The high court will rule on peer-to-peer network legal liability.
SEATTLE -- The eyes of the technology and entertainment worlds are on the U.S. Supreme Court this week for a pivotal decision that could determine the future of music on the Internet.
The decision on MGM v. Grokster tackles the problem of illegal file sharing of songs and video over the Web, but its impact could be much broader.
As more creative content goes digital, the case has far-reaching implications for consumers and companies across the country.
At the heart of the case is a question: Should Grokster and other companies that provide technology be held responsible for the actions of people who use the technology?
Rights holders -- from movie studios to Major League Baseball -- argue that the manufacturers of the technology should be held liable for protecting copyrights. Technology advocates and civil libertarians argue that manufacturers should not have the burden of controlling how their product will be used.

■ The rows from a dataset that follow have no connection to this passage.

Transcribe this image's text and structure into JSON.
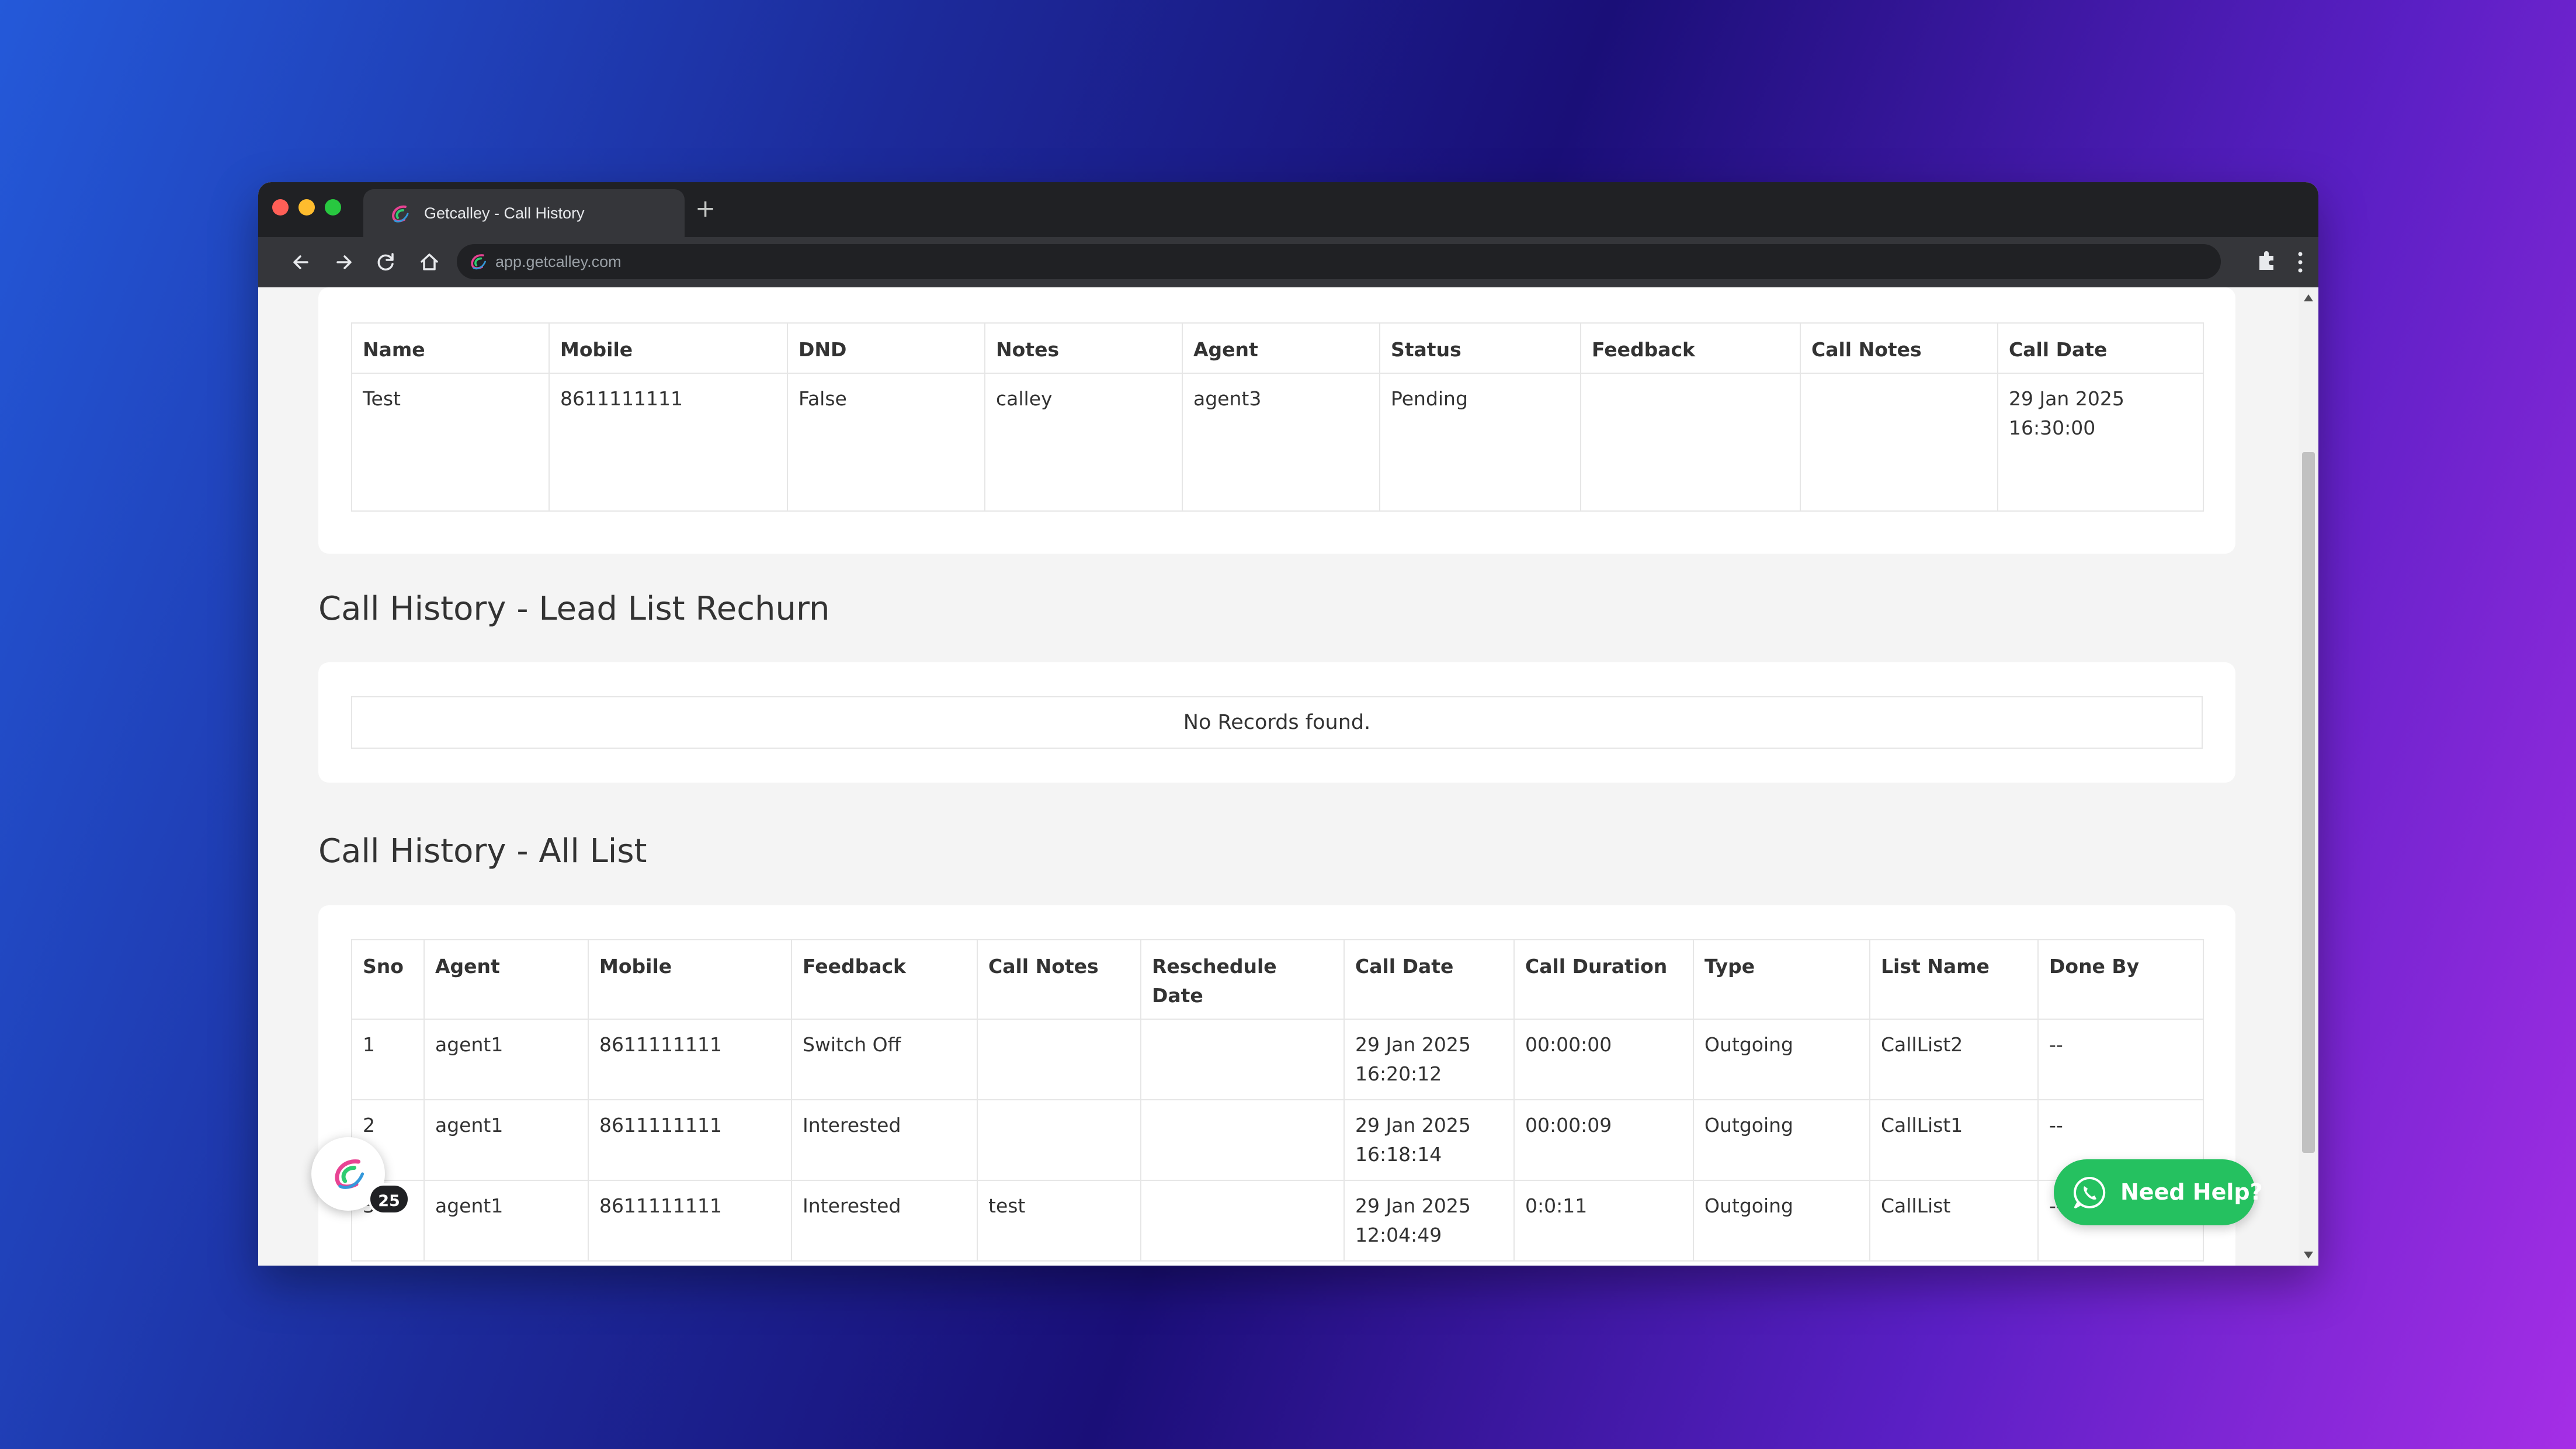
{
  "browser": {
    "tab_title": "Getcalley - Call History",
    "new_tab_label": "+",
    "url": "app.getcalley.com"
  },
  "lead_table": {
    "columns": [
      "Name",
      "Mobile",
      "DND",
      "Notes",
      "Agent",
      "Status",
      "Feedback",
      "Call Notes",
      "Call Date"
    ],
    "rows": [
      [
        "Test",
        "8611111111",
        "False",
        "calley",
        "agent3",
        "Pending",
        "",
        "",
        "29 Jan 2025 16:30:00"
      ]
    ]
  },
  "rechurn_section": {
    "title": "Call History - Lead List Rechurn",
    "empty_message": "No Records found."
  },
  "all_list_section": {
    "title": "Call History - All List",
    "columns": [
      "Sno",
      "Agent",
      "Mobile",
      "Feedback",
      "Call Notes",
      "Reschedule Date",
      "Call Date",
      "Call Duration",
      "Type",
      "List Name",
      "Done By"
    ],
    "rows": [
      [
        "1",
        "agent1",
        "8611111111",
        "Switch Off",
        "",
        "",
        "29 Jan 2025 16:20:12",
        "00:00:00",
        "Outgoing",
        "CallList2",
        "--"
      ],
      [
        "2",
        "agent1",
        "8611111111",
        "Interested",
        "",
        "",
        "29 Jan 2025 16:18:14",
        "00:00:09",
        "Outgoing",
        "CallList1",
        "--"
      ],
      [
        "3",
        "agent1",
        "8611111111",
        "Interested",
        "test",
        "",
        "29 Jan 2025 12:04:49",
        "0:0:11",
        "Outgoing",
        "CallList",
        "--"
      ]
    ]
  },
  "widgets": {
    "notification_count": "25",
    "help_label": "Need Help?"
  },
  "colors": {
    "help_button": "#25c160",
    "chrome_dark": "#202124",
    "page_bg": "#f4f4f4"
  },
  "icons": [
    "calley-logo-icon",
    "back-arrow-icon",
    "forward-arrow-icon",
    "reload-icon",
    "home-icon",
    "star-icon",
    "extensions-icon",
    "menu-icon",
    "whatsapp-icon"
  ]
}
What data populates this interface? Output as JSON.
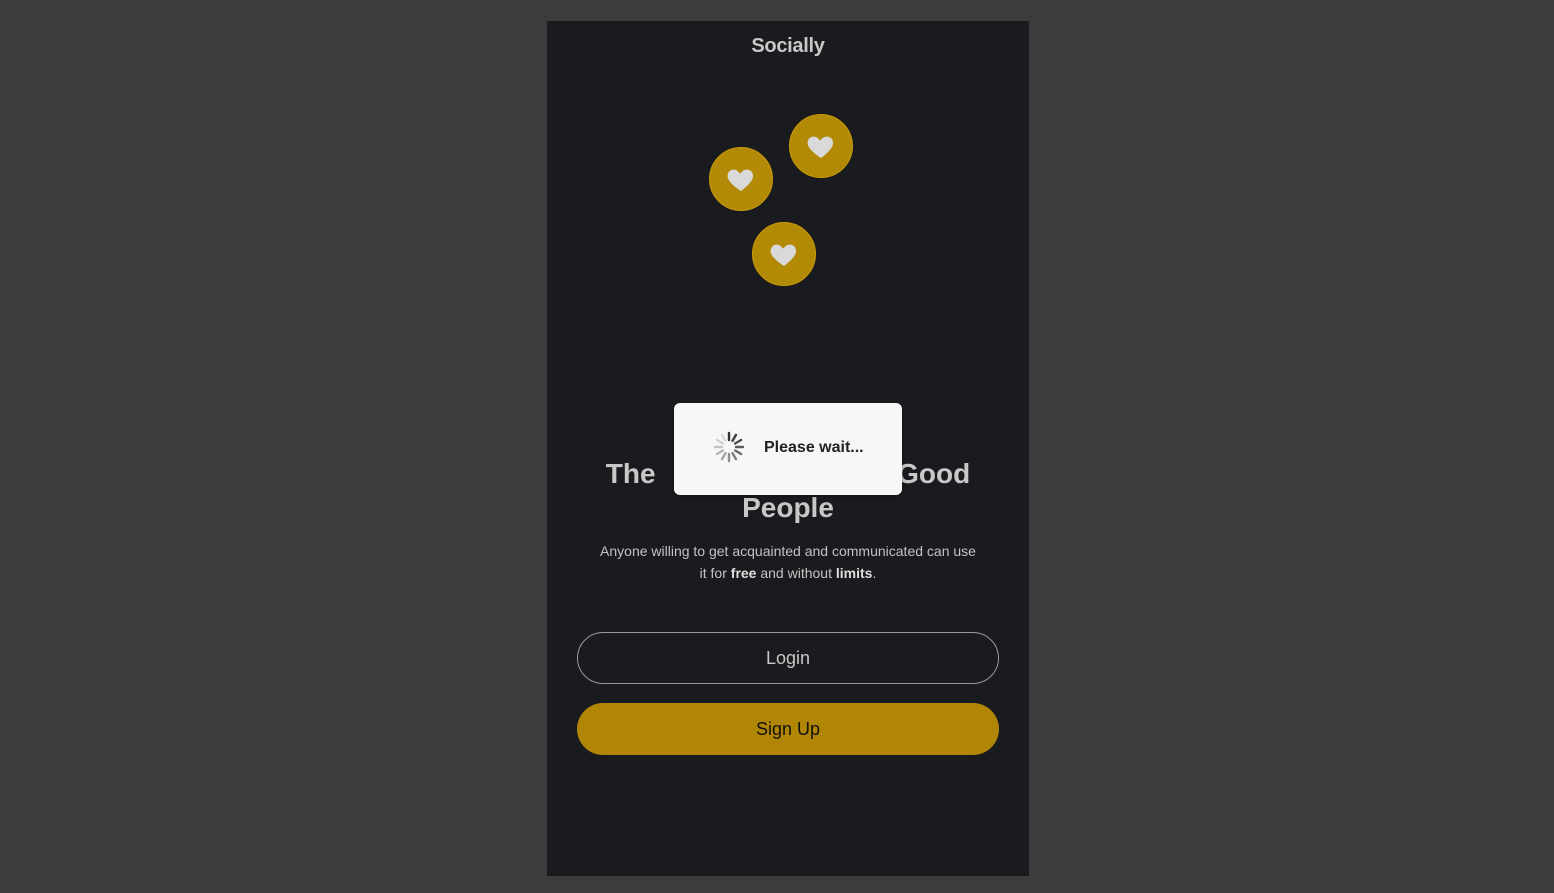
{
  "app": {
    "title": "Socially"
  },
  "hero": {
    "icon": "heart-icon",
    "accent_color": "#b28a05",
    "headline_start": "The",
    "headline_end": "Good",
    "headline_line2": "People"
  },
  "subtitle": {
    "part1": "Anyone willing to get acquainted and communicated can use it for ",
    "free": "free",
    "part2": " and without ",
    "limits": "limits",
    "part3": "."
  },
  "buttons": {
    "login_label": "Login",
    "signup_label": "Sign Up"
  },
  "loading_dialog": {
    "message": "Please wait...",
    "icon": "spinner-icon"
  }
}
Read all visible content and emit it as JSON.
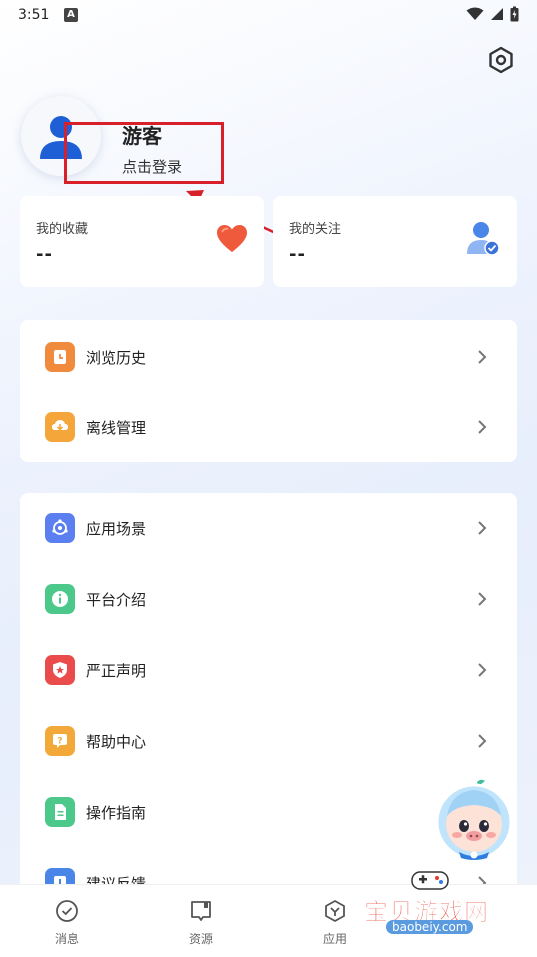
{
  "status_bar": {
    "time": "3:51",
    "notification_letter": "A"
  },
  "profile": {
    "name": "游客",
    "login_prompt": "点击登录"
  },
  "stats": [
    {
      "title": "我的收藏",
      "value": "--",
      "icon": "heart-icon"
    },
    {
      "title": "我的关注",
      "value": "--",
      "icon": "user-check-icon"
    }
  ],
  "menu_group_1": [
    {
      "label": "浏览历史",
      "icon": "history-icon",
      "color": "#f08a3c"
    },
    {
      "label": "离线管理",
      "icon": "download-icon",
      "color": "#f5a63b"
    }
  ],
  "menu_group_2": [
    {
      "label": "应用场景",
      "icon": "scene-icon",
      "color": "#5b7ff0"
    },
    {
      "label": "平台介绍",
      "icon": "info-icon",
      "color": "#4cc98a"
    },
    {
      "label": "严正声明",
      "icon": "statement-icon",
      "color": "#ea4b4b"
    },
    {
      "label": "帮助中心",
      "icon": "help-icon",
      "color": "#f3a93a"
    },
    {
      "label": "操作指南",
      "icon": "guide-icon",
      "color": "#4cc98a"
    },
    {
      "label": "建议反馈",
      "icon": "feedback-icon",
      "color": "#4a86e8"
    }
  ],
  "tabbar": [
    {
      "label": "消息",
      "icon": "message-icon"
    },
    {
      "label": "资源",
      "icon": "resource-icon"
    },
    {
      "label": "应用",
      "icon": "app-icon"
    }
  ],
  "watermark": {
    "text": "宝贝游戏网",
    "url": "baobeiy.com"
  }
}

"There should be some way of prohibiting so-called pirate services so copyright owners don't go bust," said Steve Gordon, an entertainment attorney and consultant who has written extensively on the issue. At the same time, he said, "You don't want to thwart new technologies from growing and expanding and helping the economy."
Companies on both sides of the debate already have started to formulate strategies. For some, the outcome could make or break their business plans.
That's because the technology behind Grokster's software, called peer-to-peer, or P2P, has spread into all kinds of applications.
Peer-to-peer networks enable files to be transferred directly from one computer to another through a decentralized setup that escapes easy control by a central source. This setup gives P2P enormous power because the software can find and share content -- music and video -- from one person's computer with the million other PCs on that network.
The film studios and recording companies are suing Grokster, which is registered in the West Indies, along with its cousin Morpheus, created by StreamCast Networks of Los Angeles. They claim Grokster's technology encourages illegal sharing of copyrighted works and should be shut down.
A federal court forced song-trading site Napster to close four years ago, but then new services cropped up to let people share music files directly without going through a central database like the one Napster operated. As a result, millions of people can use Grokster software to download songs free from any other computer with Grokster, bypassing record-industry control.
Courts have rejected MGM's arguments so far, upholding the 20-year-old Sony Betamax standard. Even though people could use the Betamax recorders for making unauthorized copies of movies, they could also use them for legitimate purposes, so a ban was not justified. That decision set the precedent for a host of new consumer-electronics products, from VCRs to personal computers with CD burners.
Record companies blame illegal file sharing over the Internet for decimating CD sales, now in a three-year decline.
However, the Internet itself is also forcing a tectonic shift in the way people are listening to music, watching videos and otherwise using media.